Nothing but an exact repetition of the entries should appear in the answer.

+++ Available data +++

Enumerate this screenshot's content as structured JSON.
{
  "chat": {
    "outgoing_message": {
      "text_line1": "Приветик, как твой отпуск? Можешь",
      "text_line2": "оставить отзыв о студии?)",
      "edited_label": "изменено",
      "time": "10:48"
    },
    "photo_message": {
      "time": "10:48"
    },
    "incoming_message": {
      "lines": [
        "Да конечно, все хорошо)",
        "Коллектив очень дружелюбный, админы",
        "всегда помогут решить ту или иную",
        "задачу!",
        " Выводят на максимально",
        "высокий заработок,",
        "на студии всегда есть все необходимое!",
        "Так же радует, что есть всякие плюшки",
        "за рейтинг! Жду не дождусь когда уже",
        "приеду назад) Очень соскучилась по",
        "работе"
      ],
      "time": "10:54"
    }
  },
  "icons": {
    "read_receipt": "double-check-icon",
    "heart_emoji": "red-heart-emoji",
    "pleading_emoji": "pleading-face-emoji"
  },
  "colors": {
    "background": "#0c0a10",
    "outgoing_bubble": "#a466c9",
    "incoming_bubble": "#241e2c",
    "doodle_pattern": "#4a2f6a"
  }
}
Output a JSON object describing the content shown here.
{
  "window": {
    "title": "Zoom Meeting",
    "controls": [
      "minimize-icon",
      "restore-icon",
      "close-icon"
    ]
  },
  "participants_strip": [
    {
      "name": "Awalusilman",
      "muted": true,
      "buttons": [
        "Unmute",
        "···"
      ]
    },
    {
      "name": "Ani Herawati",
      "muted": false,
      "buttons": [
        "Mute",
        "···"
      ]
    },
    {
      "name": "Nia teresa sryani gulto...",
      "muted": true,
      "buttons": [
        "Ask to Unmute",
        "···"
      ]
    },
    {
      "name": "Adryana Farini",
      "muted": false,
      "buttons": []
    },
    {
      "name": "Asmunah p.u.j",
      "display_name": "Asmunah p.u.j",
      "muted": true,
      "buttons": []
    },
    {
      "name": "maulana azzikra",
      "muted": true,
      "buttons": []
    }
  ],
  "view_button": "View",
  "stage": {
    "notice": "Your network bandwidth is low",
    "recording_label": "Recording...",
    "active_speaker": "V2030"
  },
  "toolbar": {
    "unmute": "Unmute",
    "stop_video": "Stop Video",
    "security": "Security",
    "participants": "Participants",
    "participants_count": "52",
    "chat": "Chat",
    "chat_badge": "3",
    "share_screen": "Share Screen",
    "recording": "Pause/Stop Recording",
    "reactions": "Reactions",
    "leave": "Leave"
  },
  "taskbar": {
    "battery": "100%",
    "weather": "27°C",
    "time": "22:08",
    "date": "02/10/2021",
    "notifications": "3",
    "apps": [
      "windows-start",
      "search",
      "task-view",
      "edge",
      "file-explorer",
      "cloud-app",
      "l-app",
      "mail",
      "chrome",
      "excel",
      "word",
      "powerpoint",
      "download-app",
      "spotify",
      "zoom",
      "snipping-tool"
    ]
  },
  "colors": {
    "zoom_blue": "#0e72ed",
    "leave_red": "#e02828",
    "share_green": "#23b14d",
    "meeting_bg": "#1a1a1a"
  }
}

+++

Response box:
Enumerate this screenshot's content as structured JSON.
{
  "chat": {
    "outgoing_message": {
      "text_line1": "Приветик, как твой отпуск? Можешь",
      "text_line2": "оставить отзыв о студии?)",
      "edited_label": "изменено",
      "time": "10:48"
    },
    "photo_message": {
      "time": "10:48"
    },
    "incoming_message": {
      "lines": [
        "Да конечно, все хорошо)",
        "Коллектив очень дружелюбный, админы",
        "всегда помогут решить ту или иную",
        "задачу!",
        " Выводят на максимально",
        "высокий заработок,",
        "на студии всегда есть все необходимое!",
        "Так же радует, что есть всякие плюшки",
        "за рейтинг! Жду не дождусь когда уже",
        "приеду назад) Очень соскучилась по",
        "работе"
      ],
      "time": "10:54"
    }
  },
  "icons": {
    "read_receipt": "double-check-icon",
    "heart_emoji": "red-heart-emoji",
    "pleading_emoji": "pleading-face-emoji"
  },
  "colors": {
    "background": "#0c0a10",
    "outgoing_bubble": "#a466c9",
    "incoming_bubble": "#241e2c",
    "doodle_pattern": "#4a2f6a"
  }
}
Output a JSON object describing the content shown here.
{
  "window": {
    "title": "Zoom Meeting",
    "controls": [
      "minimize-icon",
      "restore-icon",
      "close-icon"
    ]
  },
  "participants_strip": [
    {
      "name": "Awalusilman",
      "muted": true,
      "buttons": [
        "Unmute",
        "···"
      ]
    },
    {
      "name": "Ani Herawati",
      "muted": false,
      "buttons": [
        "Mute",
        "···"
      ]
    },
    {
      "name": "Nia teresa sryani gulto...",
      "muted": true,
      "buttons": [
        "Ask to Unmute",
        "···"
      ]
    },
    {
      "name": "Adryana Farini",
      "muted": false,
      "buttons": []
    },
    {
      "name": "Asmunah p.u.j",
      "display_name": "Asmunah p.u.j",
      "muted": true,
      "buttons": []
    },
    {
      "name": "maulana azzikra",
      "muted": true,
      "buttons": []
    }
  ],
  "view_button": "View",
  "stage": {
    "notice": "Your network bandwidth is low",
    "recording_label": "Recording...",
    "active_speaker": "V2030"
  },
  "toolbar": {
    "unmute": "Unmute",
    "stop_video": "Stop Video",
    "security": "Security",
    "participants": "Participants",
    "participants_count": "52",
    "chat": "Chat",
    "chat_badge": "3",
    "share_screen": "Share Screen",
    "recording": "Pause/Stop Recording",
    "reactions": "Reactions",
    "leave": "Leave"
  },
  "taskbar": {
    "battery": "100%",
    "weather": "27°C",
    "time": "22:08",
    "date": "02/10/2021",
    "notifications": "3",
    "apps": [
      "windows-start",
      "search",
      "task-view",
      "edge",
      "file-explorer",
      "cloud-app",
      "l-app",
      "mail",
      "chrome",
      "excel",
      "word",
      "powerpoint",
      "download-app",
      "spotify",
      "zoom",
      "snipping-tool"
    ]
  },
  "colors": {
    "zoom_blue": "#0e72ed",
    "leave_red": "#e02828",
    "share_green": "#23b14d",
    "meeting_bg": "#1a1a1a"
  }
}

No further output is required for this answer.